Also from PE – D+D (Dereck Higgins and Dino Felipe no pit 105) with a self-titled 7” single double A-side. Blink and you could miss this – the pink 45 lasts less than 3 minutes a side. Properties (A) bleeps blurts squeaks scrapes in a quiet field – the eruptions appearing and disappearing. Guitar and synths seem to be the source of a relaxed randomness that disappears into the silent spaces. Ribbons (AA) has a fuller makeup, layered sweet synth tones with cable loose interferences, distorted voices, shimmery scrapes, burring compounding to a density. An interesting one for the vinyl junkie

13 songs mixtapes over

The thirteen songs mixtape adventure is over - the last (13th) release is available now.
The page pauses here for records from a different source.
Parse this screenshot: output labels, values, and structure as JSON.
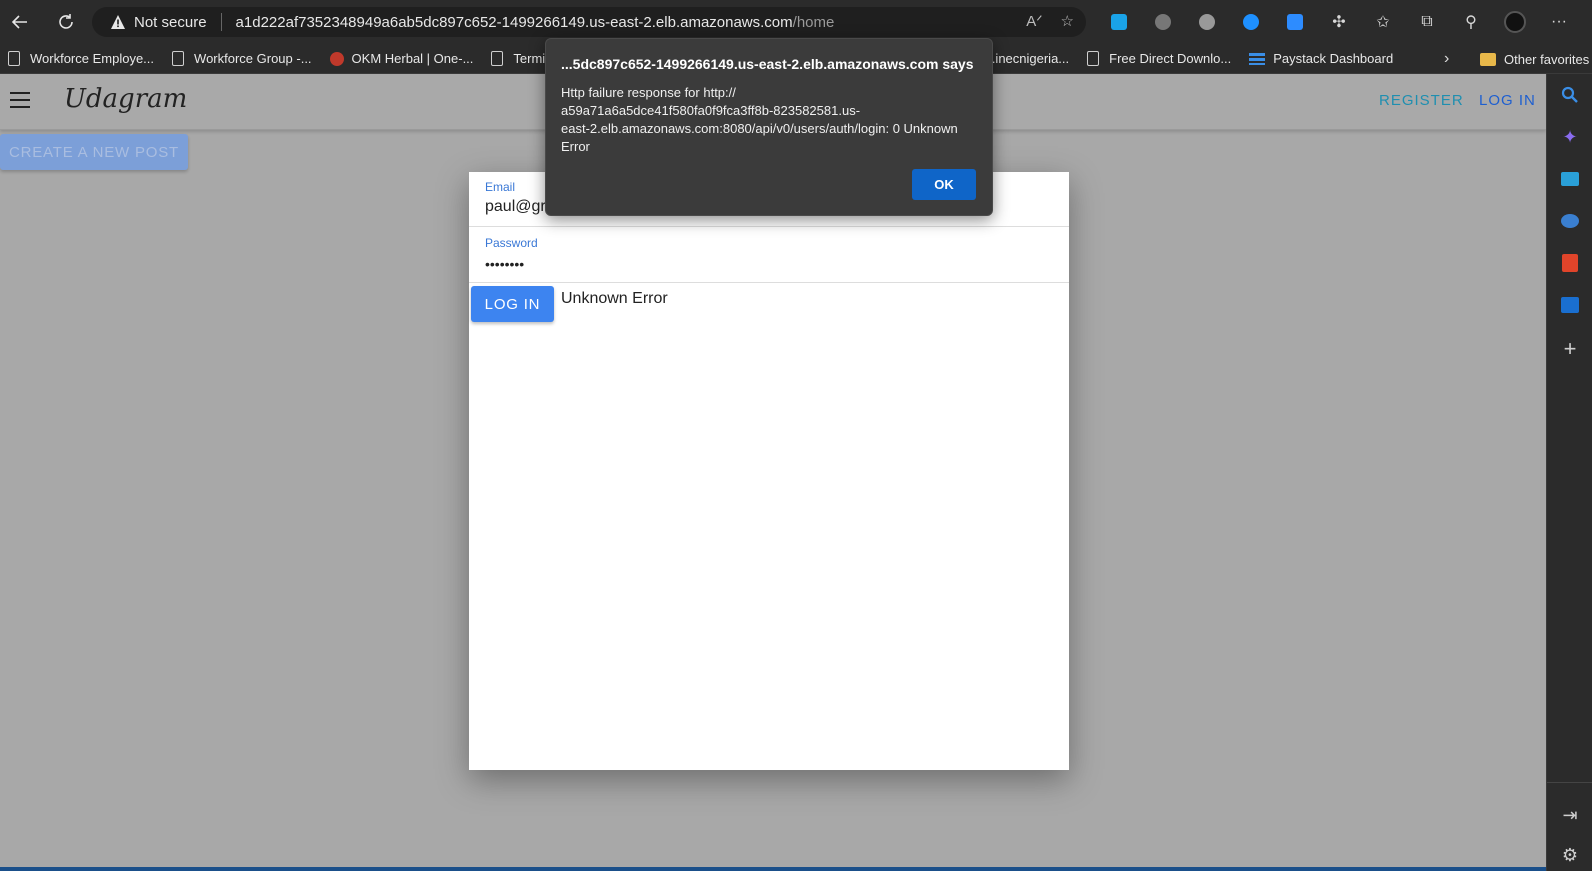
{
  "browser": {
    "security_label": "Not secure",
    "url_host": "a1d222af7352348949a6ab5dc897c652-1499266149.us-east-2.elb.amazonaws.com",
    "url_path": "/home"
  },
  "bookmarks": {
    "items": [
      {
        "label": "Workforce Employe..."
      },
      {
        "label": "Workforce Group -..."
      },
      {
        "label": "OKM Herbal | One-..."
      },
      {
        "label": "Termii - Ret"
      },
      {
        "label": "terreg.inecnigeria..."
      },
      {
        "label": "Free Direct Downlo..."
      },
      {
        "label": "Paystack Dashboard"
      }
    ],
    "other": "Other favorites"
  },
  "app": {
    "brand": "Udagram",
    "register_label": "REGISTER",
    "login_label": "LOG IN",
    "create_label": "CREATE A NEW POST",
    "colors": {
      "register": "#1f8fb0",
      "login": "#1e5fd0"
    }
  },
  "form": {
    "email_label": "Email",
    "email_value": "paul@gr",
    "password_label": "Password",
    "password_value": "••••••••",
    "submit_label": "LOG IN",
    "error_text": "Unknown Error"
  },
  "dialog": {
    "title": "...5dc897c652-1499266149.us-east-2.elb.amazonaws.com says",
    "message_lines": [
      "Http failure response for http://",
      "a59a71a6a5dce41f580fa0f9fca3ff8b-823582581.us-",
      "east-2.elb.amazonaws.com:8080/api/v0/users/auth/login: 0 Unknown",
      "Error"
    ],
    "ok_label": "OK"
  }
}
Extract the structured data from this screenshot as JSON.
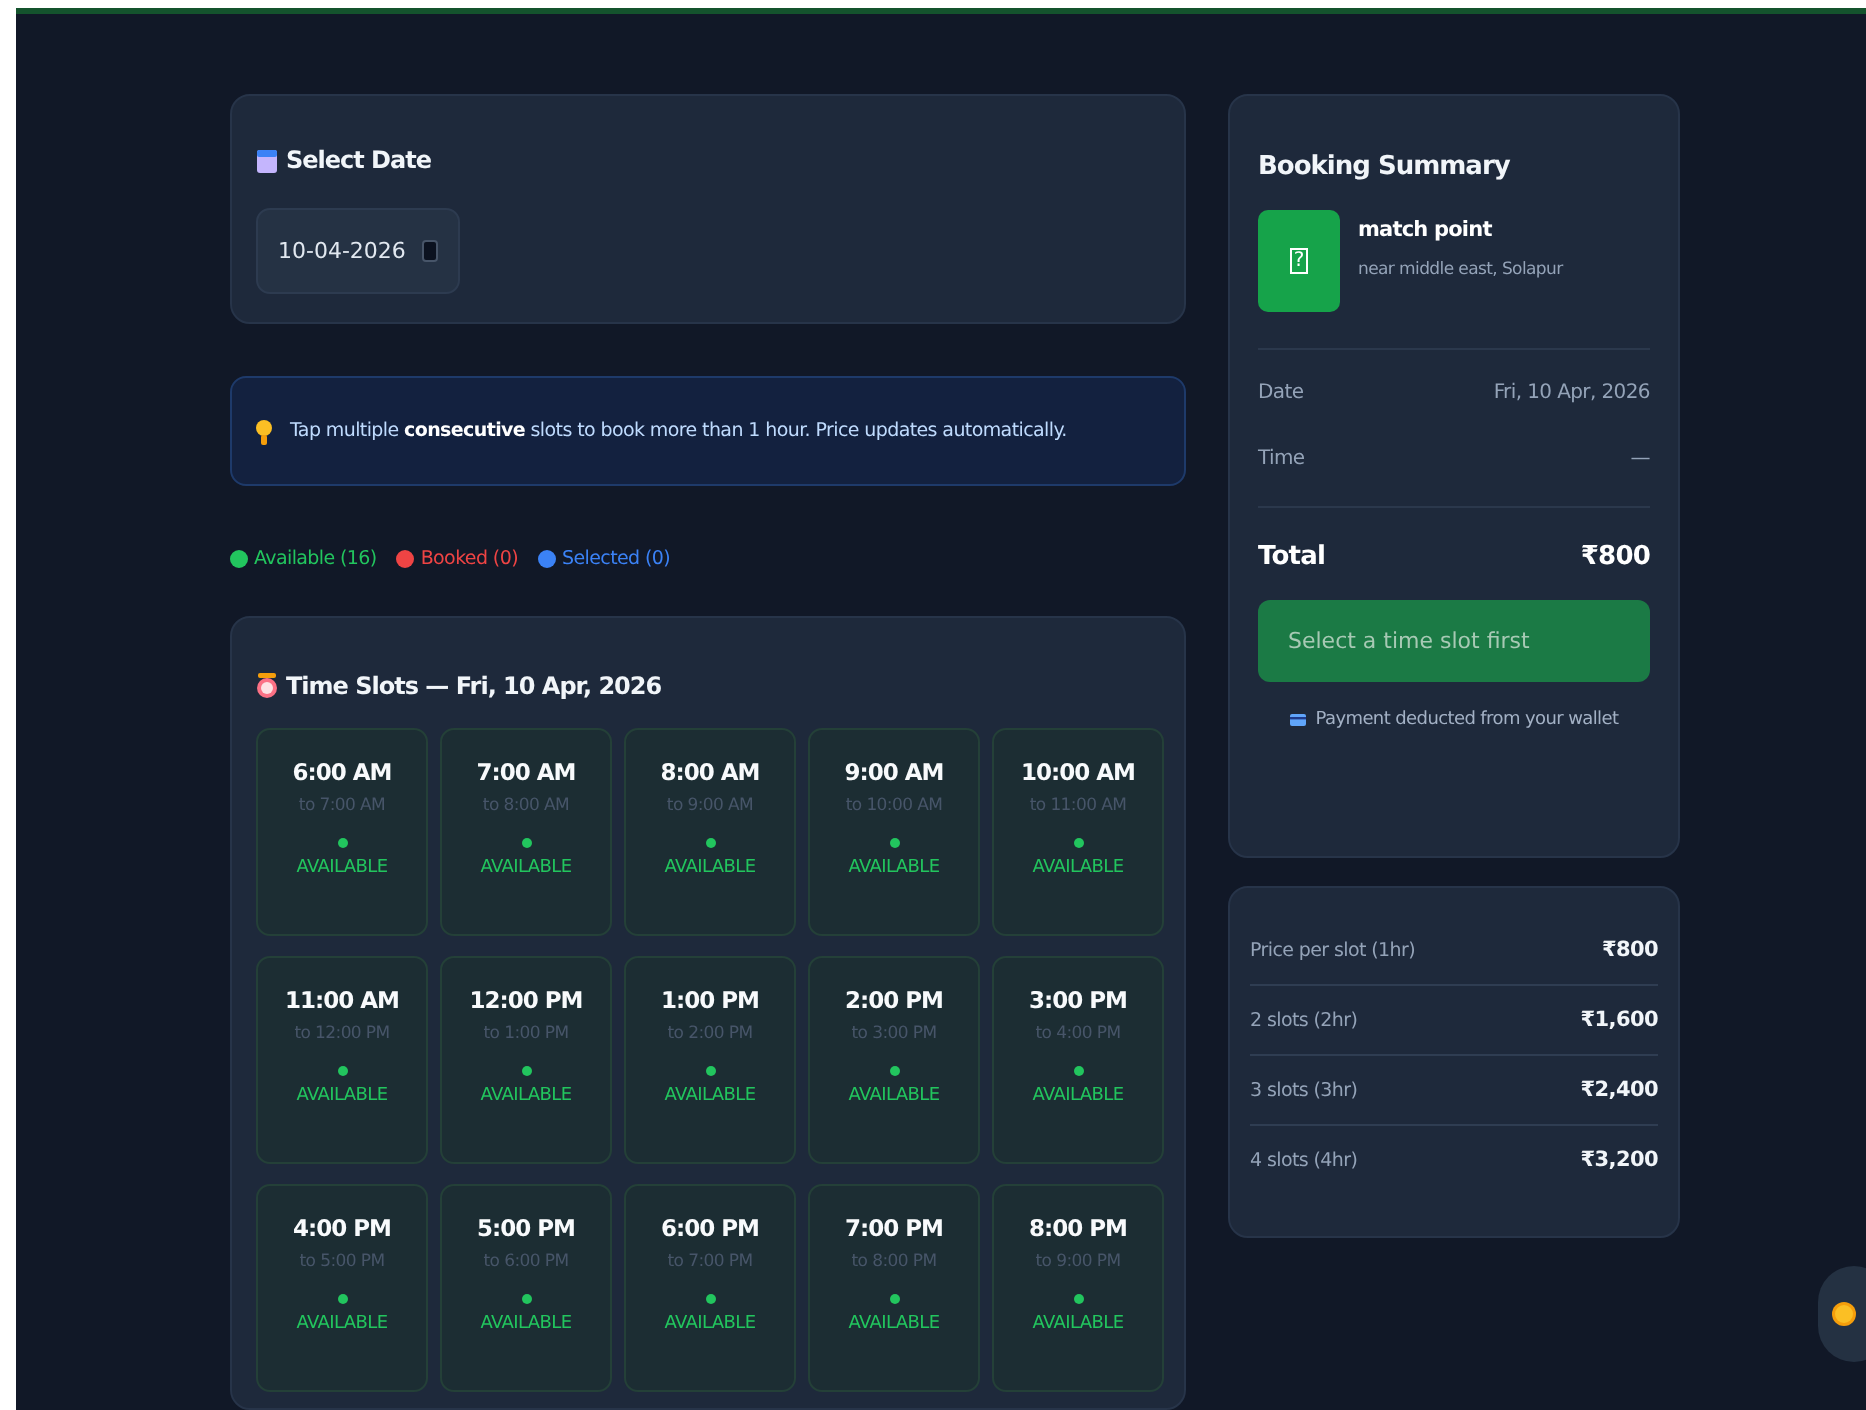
{
  "date_card": {
    "title": "Select Date",
    "date_value": "10-04-2026"
  },
  "tip": {
    "text": "Tap multiple **consecutive** slots to book more than 1 hour. Price updates automatically."
  },
  "legend": [
    {
      "label": "Available (16)",
      "color": "#22c55e"
    },
    {
      "label": "Booked (0)",
      "color": "#ef4444"
    },
    {
      "label": "Selected (0)",
      "color": "#3b82f6"
    }
  ],
  "slots_card": {
    "title": "Time Slots — Fri, 10 Apr, 2026",
    "slots": [
      {
        "time": "6:00 AM",
        "until": "to 7:00 AM",
        "kind": "available",
        "status_label": "AVAILABLE"
      },
      {
        "time": "7:00 AM",
        "until": "to 8:00 AM",
        "kind": "available",
        "status_label": "AVAILABLE"
      },
      {
        "time": "8:00 AM",
        "until": "to 9:00 AM",
        "kind": "available",
        "status_label": "AVAILABLE"
      },
      {
        "time": "9:00 AM",
        "until": "to 10:00 AM",
        "kind": "available",
        "status_label": "AVAILABLE"
      },
      {
        "time": "10:00 AM",
        "until": "to 11:00 AM",
        "kind": "available",
        "status_label": "AVAILABLE"
      },
      {
        "time": "11:00 AM",
        "until": "to 12:00 PM",
        "kind": "available",
        "status_label": "AVAILABLE"
      },
      {
        "time": "12:00 PM",
        "until": "to 1:00 PM",
        "kind": "available",
        "status_label": "AVAILABLE"
      },
      {
        "time": "1:00 PM",
        "until": "to 2:00 PM",
        "kind": "available",
        "status_label": "AVAILABLE"
      },
      {
        "time": "2:00 PM",
        "until": "to 3:00 PM",
        "kind": "available",
        "status_label": "AVAILABLE"
      },
      {
        "time": "3:00 PM",
        "until": "to 4:00 PM",
        "kind": "available",
        "status_label": "AVAILABLE"
      },
      {
        "time": "4:00 PM",
        "until": "to 5:00 PM",
        "kind": "available",
        "status_label": "AVAILABLE"
      },
      {
        "time": "5:00 PM",
        "until": "to 6:00 PM",
        "kind": "available",
        "status_label": "AVAILABLE"
      },
      {
        "time": "6:00 PM",
        "until": "to 7:00 PM",
        "kind": "available",
        "status_label": "AVAILABLE"
      },
      {
        "time": "7:00 PM",
        "until": "to 8:00 PM",
        "kind": "available",
        "status_label": "AVAILABLE"
      },
      {
        "time": "8:00 PM",
        "until": "to 9:00 PM",
        "kind": "available",
        "status_label": "AVAILABLE"
      }
    ]
  },
  "summary": {
    "title": "Booking Summary",
    "venue_glyph": "?",
    "venue_name": "match point",
    "venue_address": "near middle east, Solapur",
    "rows": [
      {
        "label": "Date",
        "value": "Fri, 10 Apr, 2026"
      },
      {
        "label": "Time",
        "value": "—"
      }
    ],
    "total_label": "Total",
    "total_value": "₹800",
    "button": {
      "label": "Select a time slot first",
      "disabled": true
    },
    "note": "Payment deducted from your wallet"
  },
  "prices": [
    {
      "label": "Price per slot (1hr)",
      "value": "₹800"
    },
    {
      "label": "2 slots (2hr)",
      "value": "₹1,600"
    },
    {
      "label": "3 slots (3hr)",
      "value": "₹2,400"
    },
    {
      "label": "4 slots (4hr)",
      "value": "₹3,200"
    }
  ]
}
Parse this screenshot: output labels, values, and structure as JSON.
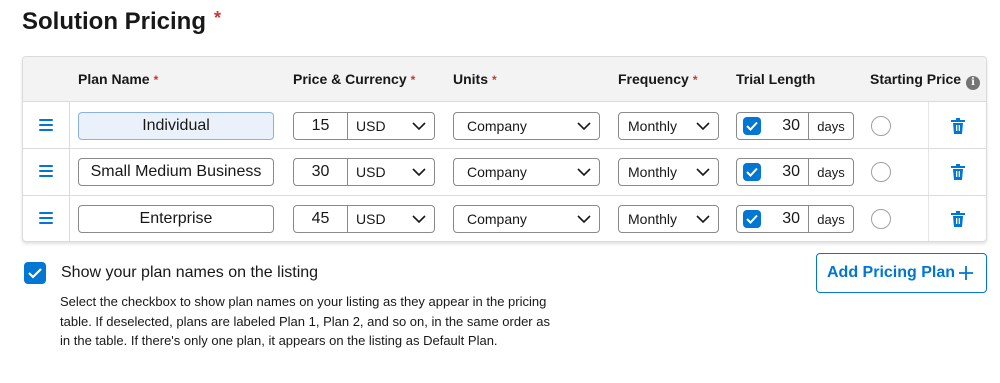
{
  "section": {
    "title": "Solution Pricing",
    "required_mark": "*"
  },
  "columns": {
    "plan_name": "Plan Name",
    "price_currency": "Price & Currency",
    "units": "Units",
    "frequency": "Frequency",
    "trial_length": "Trial Length",
    "starting_price": "Starting Price",
    "required_mark": "*"
  },
  "plans": [
    {
      "name": "Individual",
      "price": "15",
      "currency": "USD",
      "units": "Company",
      "frequency": "Monthly",
      "trial_enabled": true,
      "trial_length": "30",
      "trial_unit": "days",
      "starting_price": false
    },
    {
      "name": "Small Medium Business",
      "price": "30",
      "currency": "USD",
      "units": "Company",
      "frequency": "Monthly",
      "trial_enabled": true,
      "trial_length": "30",
      "trial_unit": "days",
      "starting_price": false
    },
    {
      "name": "Enterprise",
      "price": "45",
      "currency": "USD",
      "units": "Company",
      "frequency": "Monthly",
      "trial_enabled": true,
      "trial_length": "30",
      "trial_unit": "days",
      "starting_price": false
    }
  ],
  "show_plan_names": {
    "checked": true,
    "label": "Show your plan names on the listing",
    "help": "Select the checkbox to show plan names on your listing as they appear in the pricing table. If deselected, plans are labeled Plan 1, Plan 2, and so on, in the same order as in the table. If there's only one plan, it appears on the listing as Default Plan."
  },
  "add_pricing_plan_label": "Add Pricing Plan",
  "colors": {
    "brand": "#0176d3",
    "required": "#c23934",
    "active_field": "#ebf1fb"
  },
  "icons": [
    "drag-handle-icon",
    "chevron-down-icon",
    "checkmark-icon",
    "trash-icon",
    "info-icon",
    "plus-icon"
  ]
}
Still recommended and available for downloading the set. 12.rec has got too much on to keep doing them. a shame but thanks to them for what we have

Thursday, November 8, 2007

K M Krebs

Part of what will be an occasional 'composer' series, stimulated by something like stumbling over their webpage! Over the years I have come across people in various places and releases - let alone pseudonyms - and like the idea of pointing to their catalogue. K M Krebs first hit my attention as 833-45 with a number of releases on No Type. I found a few of these, then he sent me a couple of CD-Rs and then recently he popped up on Con-V a couple of times so I went looking for more. I found a few, which I'll touch on in a minute, but also found his home page. It includes a very nice blog covering his own releases, pointers to interesting web labels/albums, electronics and general stuff.

The most straightforward description of much of his work would be pointillist ambience - small elements looping modulating and layering to create long sweeping pieces. Those elements are percussive electronic syntheised sounds and
occasional voices or sonography. The works ebb and flow through your audio space. This side is exemplified by The Light Will Fill the Darkness... which was originally released on Mystery Sea but is now downloadable, the drifting electronica of the Fog sequence or his Rain 1 release for the Webbed Hand Netlabel series (833-45 has also released one, and more on the series at a later date, probably).

Then there are some more electronic works like Live at Muliplex 11, the two Jade Furnace releases comprising short pieces that are available to listen to or sample, or An Orange Radio.
And a 'narrative' work on the SineFiction no-type sublabel

As 833-45, the more abstract electronic side (though it is all leaning to abstraction rather than melodic or rhythm drive) is to the fore, creating with radio emissions and pulsations to create a more scientific industrial ambience. It was in this guide that most of his work for No-Type was produced, though Solar Cycle which I reviewed as CD-R has been net-label released also. That was meant to be 833's last release, but it is continuing.

Anyway Krebs is a fascinating artist to follow across the net - but for those who don't have the time, patience or downloads - there is a wonderful opportunity at the home page: a DVD collection of all the net works of Krebs in his various incarnations, some of which are no longer available. I haven't heard them all as my listening comes from years of trawling plus two cd-rs, but I can recommend what will be 20+ hours of satisfying listening.